EXERCISE BRIEF:
The answer must consist of each line below that holds the word "Canon", copied as it stands.

SOURCE DATA:
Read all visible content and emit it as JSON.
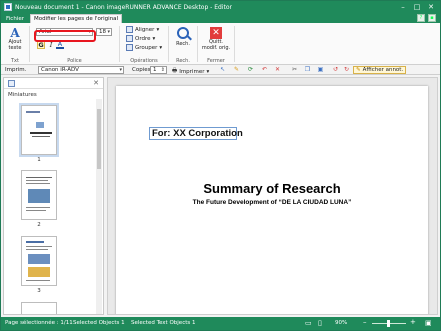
{
  "window": {
    "title": "Nouveau document 1 - Canon imageRUNNER ADVANCE Desktop - Editor"
  },
  "tabs": [
    {
      "label": "Fichier"
    },
    {
      "label": "Modifier les pages de l'original"
    }
  ],
  "ribbon": {
    "text_group": {
      "add_text_label": "Ajout texte",
      "label": "Txt"
    },
    "font_group": {
      "font_name": "Arial",
      "font_size": "18",
      "label": "Police",
      "bold": "G",
      "italic": "I",
      "color": "A"
    },
    "operations_group": {
      "align": "Aligner",
      "order": "Ordre",
      "group": "Grouper",
      "label": "Opérations"
    },
    "search_group": {
      "search": "Rech.",
      "label": "Rech."
    },
    "close_group": {
      "close_label": "Quitt. modif. orig.",
      "label": "Fermer"
    }
  },
  "toolbar2": {
    "printer_label": "Imprim.",
    "printer_value": "Canon iR-ADV",
    "copies_label": "Copies",
    "copies_value": "1",
    "print_button": "Imprimer",
    "show_annotations": "Afficher annot."
  },
  "left_panel": {
    "title": "Miniatures",
    "thumbnails": [
      {
        "number": "1"
      },
      {
        "number": "2"
      },
      {
        "number": "3"
      }
    ]
  },
  "document": {
    "text_box": "For: XX Corporation",
    "title": "Summary of Research",
    "subtitle": "The Future Development of “DE LA CIUDAD LUNA”"
  },
  "status": {
    "page_selected": "Page sélectionnée : 1/11",
    "selected_objects": "Selected Objects 1",
    "selected_text_objects": "Selected Text Objects 1",
    "zoom": "90%"
  }
}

EXERCISE SOLUTION:
    "title": "Nouveau document 1 - Canon imageRUNNER ADVANCE Desktop - Editor"
    "printer_value": "Canon iR-ADV",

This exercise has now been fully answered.